Copy out each line of the data that holds the word "tools".

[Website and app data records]
───

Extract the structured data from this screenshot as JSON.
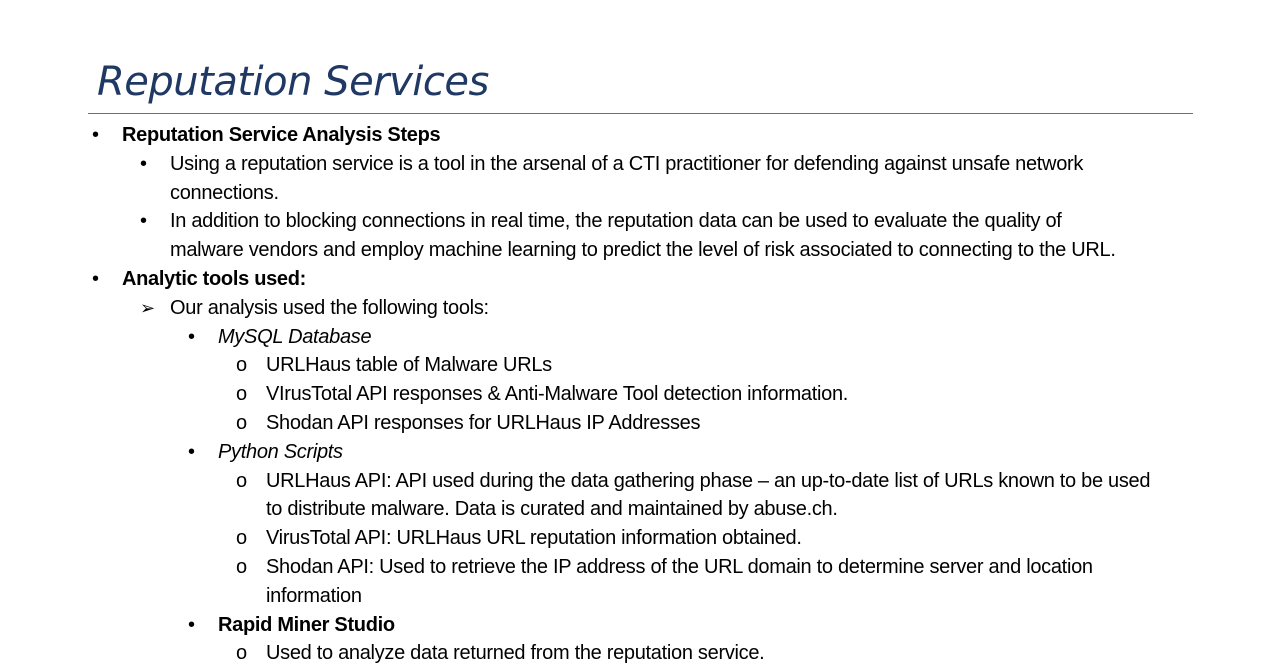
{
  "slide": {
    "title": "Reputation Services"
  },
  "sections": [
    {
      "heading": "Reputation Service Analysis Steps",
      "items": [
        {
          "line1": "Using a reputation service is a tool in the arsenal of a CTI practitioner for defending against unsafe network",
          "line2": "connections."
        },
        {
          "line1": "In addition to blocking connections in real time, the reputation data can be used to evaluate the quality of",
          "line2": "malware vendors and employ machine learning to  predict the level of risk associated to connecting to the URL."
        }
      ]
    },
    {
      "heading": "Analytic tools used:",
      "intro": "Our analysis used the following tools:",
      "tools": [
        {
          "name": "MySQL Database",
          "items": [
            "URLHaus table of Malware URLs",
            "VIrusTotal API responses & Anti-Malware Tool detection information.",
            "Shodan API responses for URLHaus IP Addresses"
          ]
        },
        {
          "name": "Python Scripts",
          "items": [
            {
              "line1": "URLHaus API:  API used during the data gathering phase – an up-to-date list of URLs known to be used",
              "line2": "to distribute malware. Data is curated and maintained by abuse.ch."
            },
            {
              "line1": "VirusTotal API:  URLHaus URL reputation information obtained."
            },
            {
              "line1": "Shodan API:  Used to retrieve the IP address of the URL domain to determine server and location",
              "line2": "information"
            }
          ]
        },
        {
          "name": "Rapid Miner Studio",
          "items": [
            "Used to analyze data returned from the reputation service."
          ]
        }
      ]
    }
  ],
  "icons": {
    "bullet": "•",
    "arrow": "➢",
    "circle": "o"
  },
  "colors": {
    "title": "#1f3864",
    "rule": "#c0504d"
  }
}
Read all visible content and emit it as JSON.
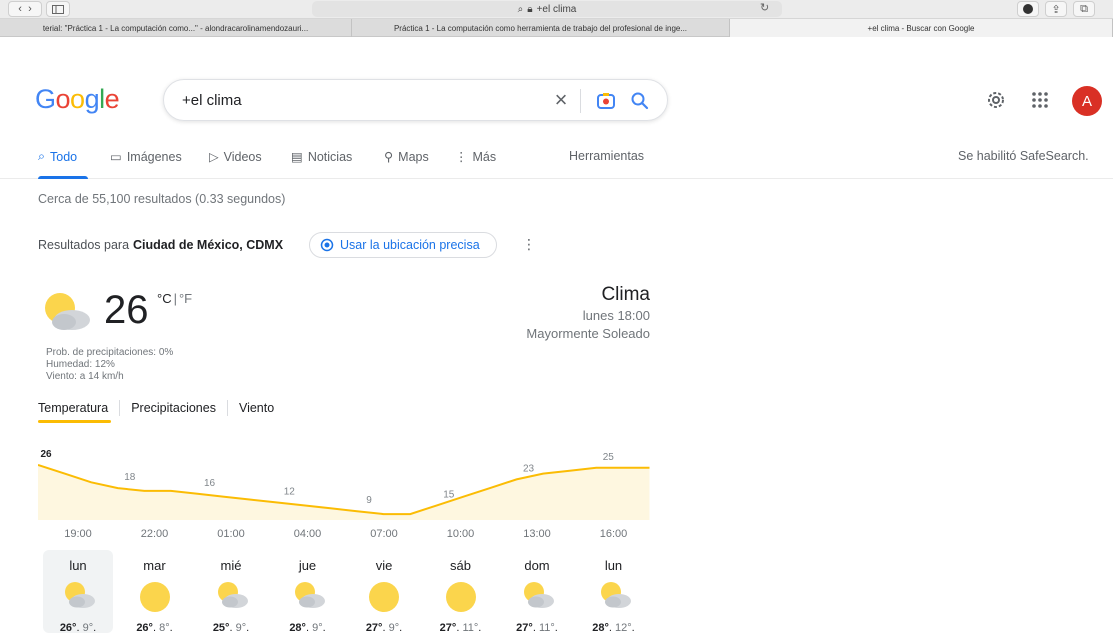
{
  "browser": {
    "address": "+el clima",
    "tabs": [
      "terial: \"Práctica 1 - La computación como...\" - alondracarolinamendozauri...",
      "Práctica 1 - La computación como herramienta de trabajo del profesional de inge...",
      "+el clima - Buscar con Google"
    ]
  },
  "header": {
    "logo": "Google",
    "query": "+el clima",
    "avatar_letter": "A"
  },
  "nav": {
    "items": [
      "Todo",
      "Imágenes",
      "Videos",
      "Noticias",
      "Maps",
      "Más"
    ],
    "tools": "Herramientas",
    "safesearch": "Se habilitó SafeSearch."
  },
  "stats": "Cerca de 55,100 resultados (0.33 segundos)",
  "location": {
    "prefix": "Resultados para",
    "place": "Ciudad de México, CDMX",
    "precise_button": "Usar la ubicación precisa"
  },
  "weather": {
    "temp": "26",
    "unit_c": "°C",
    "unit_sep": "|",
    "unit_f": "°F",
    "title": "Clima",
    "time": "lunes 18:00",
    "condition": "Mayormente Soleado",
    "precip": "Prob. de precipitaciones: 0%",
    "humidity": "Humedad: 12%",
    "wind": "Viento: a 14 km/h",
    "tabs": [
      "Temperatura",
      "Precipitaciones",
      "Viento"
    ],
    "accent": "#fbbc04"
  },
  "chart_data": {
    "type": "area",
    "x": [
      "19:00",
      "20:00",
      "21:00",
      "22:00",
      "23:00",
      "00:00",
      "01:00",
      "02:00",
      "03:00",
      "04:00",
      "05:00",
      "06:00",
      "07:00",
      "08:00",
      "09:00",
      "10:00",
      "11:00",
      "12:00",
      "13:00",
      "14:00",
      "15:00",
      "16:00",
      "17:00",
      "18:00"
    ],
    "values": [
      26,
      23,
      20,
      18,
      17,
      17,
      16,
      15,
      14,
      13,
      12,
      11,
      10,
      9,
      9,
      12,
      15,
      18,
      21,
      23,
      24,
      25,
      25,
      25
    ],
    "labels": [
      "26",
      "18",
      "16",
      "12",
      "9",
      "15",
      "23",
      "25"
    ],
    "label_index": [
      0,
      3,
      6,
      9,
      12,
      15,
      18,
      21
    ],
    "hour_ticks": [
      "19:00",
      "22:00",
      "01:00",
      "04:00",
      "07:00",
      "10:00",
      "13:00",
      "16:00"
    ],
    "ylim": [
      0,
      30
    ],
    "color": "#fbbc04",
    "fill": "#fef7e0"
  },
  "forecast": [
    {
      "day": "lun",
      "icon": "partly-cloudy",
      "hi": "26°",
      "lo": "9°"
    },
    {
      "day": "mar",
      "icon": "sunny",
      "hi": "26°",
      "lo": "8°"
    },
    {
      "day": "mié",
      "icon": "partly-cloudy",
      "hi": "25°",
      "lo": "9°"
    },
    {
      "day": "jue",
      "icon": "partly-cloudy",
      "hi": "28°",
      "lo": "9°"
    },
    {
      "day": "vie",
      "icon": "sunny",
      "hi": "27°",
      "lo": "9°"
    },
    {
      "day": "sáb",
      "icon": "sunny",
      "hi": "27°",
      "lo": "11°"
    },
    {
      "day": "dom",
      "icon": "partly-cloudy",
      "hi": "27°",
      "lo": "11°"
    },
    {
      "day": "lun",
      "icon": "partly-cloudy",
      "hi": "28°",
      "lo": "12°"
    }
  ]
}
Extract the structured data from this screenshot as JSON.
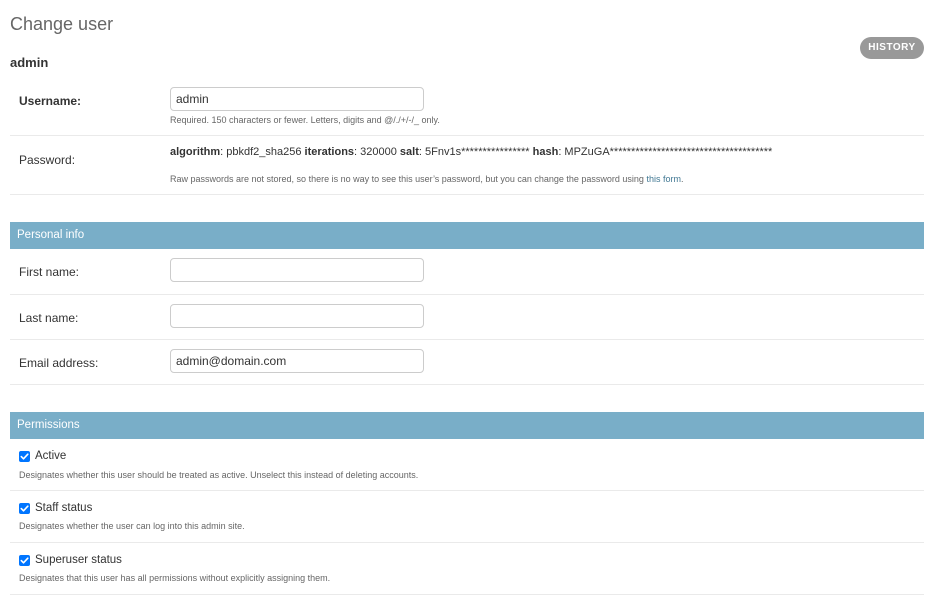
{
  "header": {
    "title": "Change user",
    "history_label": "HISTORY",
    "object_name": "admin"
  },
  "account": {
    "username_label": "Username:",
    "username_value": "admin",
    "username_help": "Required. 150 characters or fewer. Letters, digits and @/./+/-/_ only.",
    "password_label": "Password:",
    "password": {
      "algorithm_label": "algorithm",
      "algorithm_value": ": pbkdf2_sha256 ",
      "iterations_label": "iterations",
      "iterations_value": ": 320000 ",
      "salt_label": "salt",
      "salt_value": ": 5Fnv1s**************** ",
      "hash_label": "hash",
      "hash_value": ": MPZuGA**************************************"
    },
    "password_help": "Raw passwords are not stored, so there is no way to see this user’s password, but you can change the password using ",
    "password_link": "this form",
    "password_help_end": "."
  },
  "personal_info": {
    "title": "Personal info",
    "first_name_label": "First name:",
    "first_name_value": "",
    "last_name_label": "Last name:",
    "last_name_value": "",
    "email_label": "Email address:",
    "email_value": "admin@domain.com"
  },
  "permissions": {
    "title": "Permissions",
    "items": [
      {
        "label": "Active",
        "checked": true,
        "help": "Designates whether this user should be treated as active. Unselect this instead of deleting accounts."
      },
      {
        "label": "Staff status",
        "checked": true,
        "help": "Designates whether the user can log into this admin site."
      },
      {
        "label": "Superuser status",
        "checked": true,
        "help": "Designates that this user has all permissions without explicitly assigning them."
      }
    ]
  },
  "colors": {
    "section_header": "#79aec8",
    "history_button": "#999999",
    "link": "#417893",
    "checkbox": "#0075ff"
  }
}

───

TASK OUTPUT:
      "heading": "Analytic tools used:",
      "intro": "Our analysis used the following tools:",
      "tools": [
    "tools": "Herramientas",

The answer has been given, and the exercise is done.